Problem details: Look through the records, and whenever a line includes the word "breakpoints", copy it.

Data to process:
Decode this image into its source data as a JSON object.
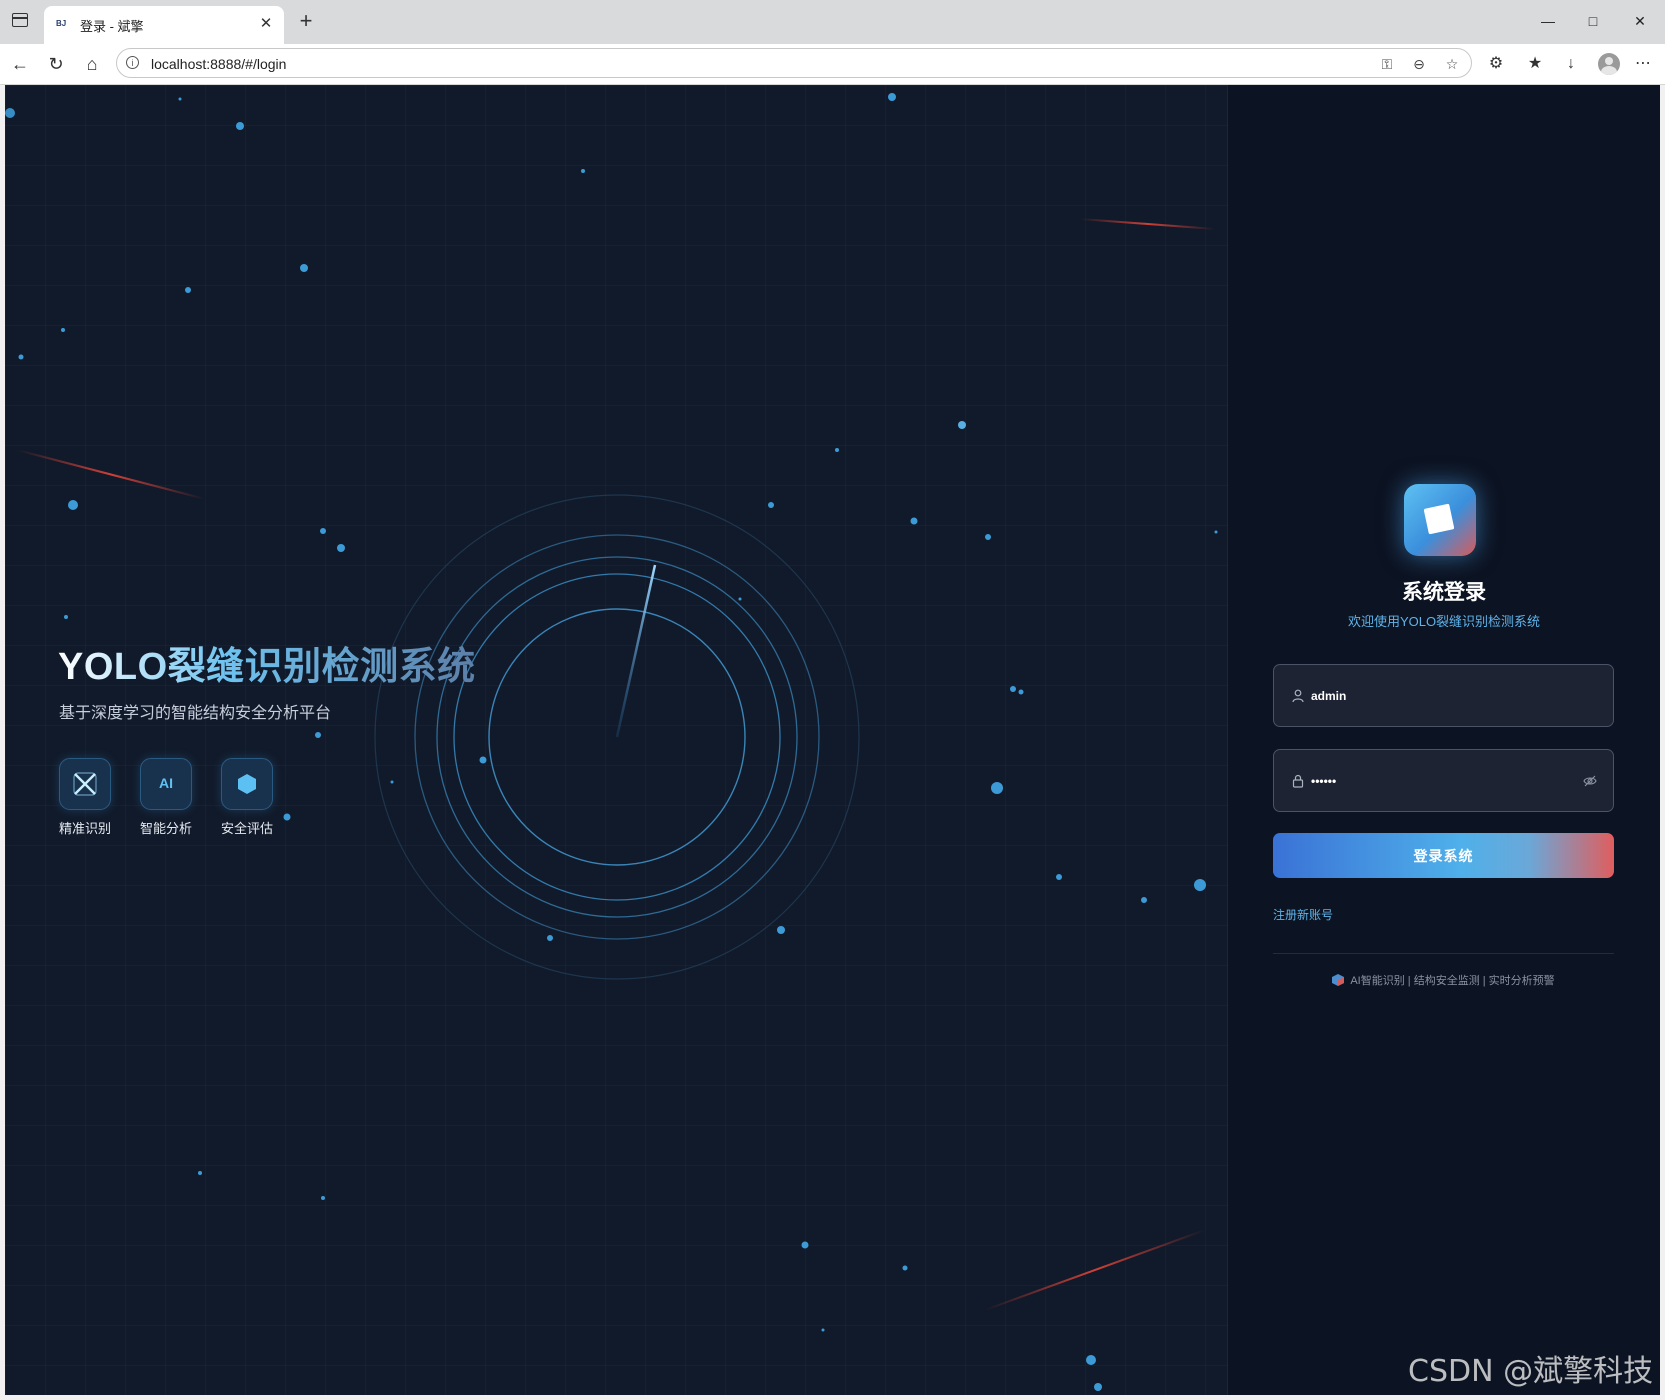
{
  "browser": {
    "tab_title": "登录 - 斌擎",
    "favicon_text": "BJ",
    "url": "localhost:8888/#/login",
    "new_tab_symbol": "+",
    "close_symbol": "✕"
  },
  "hero": {
    "title": "YOLO裂缝识别检测系统",
    "subtitle": "基于深度学习的智能结构安全分析平台",
    "features": [
      {
        "label": "精准识别",
        "icon": "precision-x-icon"
      },
      {
        "label": "智能分析",
        "icon": "ai-icon",
        "icon_text": "AI"
      },
      {
        "label": "安全评估",
        "icon": "hexagon-shield-icon"
      }
    ]
  },
  "login": {
    "title": "系统登录",
    "subtitle": "欢迎使用YOLO裂缝识别检测系统",
    "username_value": "admin",
    "password_value": "••••••",
    "submit_label": "登录系统",
    "register_label": "注册新账号",
    "footer_text": "AI智能识别 | 结构安全监测 | 实时分析预警"
  },
  "watermark": "CSDN @斌擎科技",
  "colors": {
    "accent_blue": "#5fb4ea",
    "accent_red": "#df5e5e",
    "page_bg": "#111a2a",
    "panel_bg": "#0c1322"
  }
}
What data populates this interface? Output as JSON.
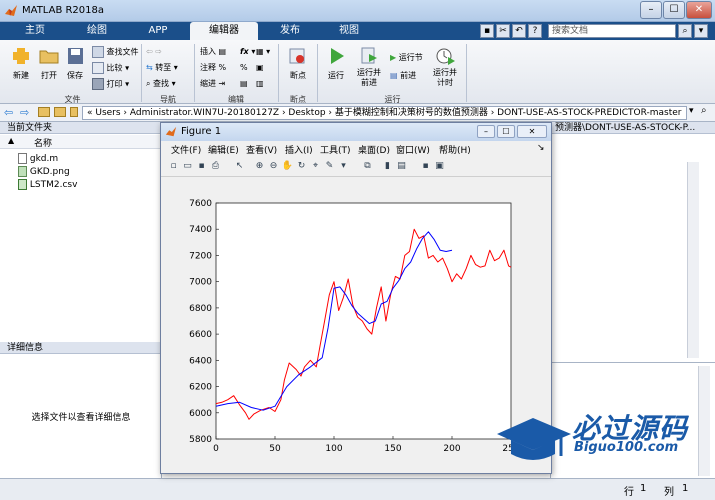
{
  "window": {
    "title": "MATLAB R2018a",
    "controls": [
      "–",
      "☐",
      "✕"
    ]
  },
  "ribbon_tabs": [
    "主页",
    "绘图",
    "APP",
    "编辑器",
    "发布",
    "视图"
  ],
  "active_tab": "编辑器",
  "search": {
    "placeholder": "搜索文档"
  },
  "ribbon": {
    "groups": {
      "file": "文件",
      "navigate": "导航",
      "edit": "编辑",
      "breakpoints": "断点",
      "run": "运行"
    },
    "file": {
      "new": "新建",
      "open": "打开",
      "save": "保存",
      "find_files": "查找文件",
      "compare": "比较",
      "print": "打印"
    },
    "navigate": {
      "goto": "转至",
      "find": "查找"
    },
    "edit": {
      "insert": "插入",
      "comment": "注释",
      "indent": "缩进"
    },
    "breakpoints": {
      "breakpoints": "断点"
    },
    "run": {
      "run": "运行",
      "run_advance": "运行并\n前进",
      "run_section": "运行节",
      "advance": "前进",
      "run_time": "运行并\n计时"
    }
  },
  "address": {
    "path": "«  Users  ›  Administrator.WIN7U-20180127Z  ›  Desktop  ›  基于模糊控制和决策树号的数值预测器  ›  DONT-USE-AS-STOCK-PREDICTOR-master"
  },
  "file_panel": {
    "header": "当前文件夹",
    "column": "名称",
    "sort_arrow": "▲",
    "files": [
      "gkd.m",
      "GKD.png",
      "LSTM2.csv"
    ]
  },
  "detail_panel": {
    "header": "详细信息",
    "message": "选择文件以查看详细信息"
  },
  "right_panel": {
    "path_fragment": "预测器\\DONT-USE-AS-STOCK-P..."
  },
  "status": {
    "row_label": "行",
    "row": "1",
    "col_label": "列",
    "col": "1"
  },
  "figure": {
    "title": "Figure 1",
    "menu": [
      "文件(F)",
      "编辑(E)",
      "查看(V)",
      "插入(I)",
      "工具(T)",
      "桌面(D)",
      "窗口(W)",
      "帮助(H)"
    ]
  },
  "watermark": {
    "text": "必过源码",
    "url": "Biguo100.com"
  },
  "colors": {
    "actual_series": "#ff0000",
    "predicted_series": "#0000ff",
    "tab_bar": "#1b4f8a"
  },
  "chart_data": {
    "type": "line",
    "xlim": [
      0,
      250
    ],
    "ylim": [
      5800,
      7600
    ],
    "xticks": [
      0,
      50,
      100,
      150,
      200,
      250
    ],
    "yticks": [
      5800,
      6000,
      6200,
      6400,
      6600,
      6800,
      7000,
      7200,
      7400,
      7600
    ],
    "series": [
      {
        "color": "red",
        "x": [
          0,
          5,
          10,
          15,
          20,
          25,
          28,
          32,
          38,
          45,
          50,
          55,
          58,
          62,
          68,
          72,
          75,
          80,
          85,
          88,
          92,
          96,
          100,
          104,
          108,
          112,
          116,
          120,
          124,
          128,
          132,
          136,
          140,
          144,
          148,
          152,
          156,
          160,
          164,
          168,
          172,
          176,
          180,
          184,
          188,
          192,
          196,
          200,
          204,
          208,
          212,
          216,
          220,
          224,
          228,
          232,
          236,
          240,
          244,
          248,
          250
        ],
        "values": [
          6070,
          6080,
          6100,
          6130,
          6060,
          6000,
          5950,
          5990,
          6020,
          6040,
          6010,
          6100,
          6250,
          6380,
          6330,
          6280,
          6350,
          6400,
          6350,
          6500,
          6700,
          6900,
          7000,
          6780,
          6880,
          7020,
          6820,
          6730,
          6700,
          6640,
          6600,
          6800,
          6960,
          6700,
          6900,
          7040,
          7020,
          7200,
          7230,
          7400,
          7330,
          7350,
          7180,
          7200,
          7150,
          7180,
          7100,
          7000,
          7060,
          7020,
          7100,
          7200,
          7130,
          7110,
          7120,
          7240,
          7160,
          7180,
          7240,
          7120,
          7110
        ]
      },
      {
        "color": "blue",
        "x": [
          0,
          10,
          20,
          30,
          40,
          50,
          60,
          70,
          80,
          90,
          95,
          100,
          105,
          110,
          115,
          120,
          125,
          130,
          135,
          140,
          145,
          150,
          155,
          160,
          165,
          170,
          175,
          180,
          185,
          190,
          195,
          200
        ],
        "values": [
          6050,
          6070,
          6080,
          6040,
          6020,
          6050,
          6200,
          6290,
          6350,
          6420,
          6650,
          6950,
          6960,
          6900,
          6820,
          6760,
          6720,
          6680,
          6700,
          6830,
          6850,
          6950,
          7010,
          7100,
          7150,
          7250,
          7330,
          7380,
          7320,
          7240,
          7230,
          7240
        ]
      }
    ]
  }
}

Solution for this task:
      "breakpoints": "断点",
    "breakpoints": {
      "breakpoints": "断点"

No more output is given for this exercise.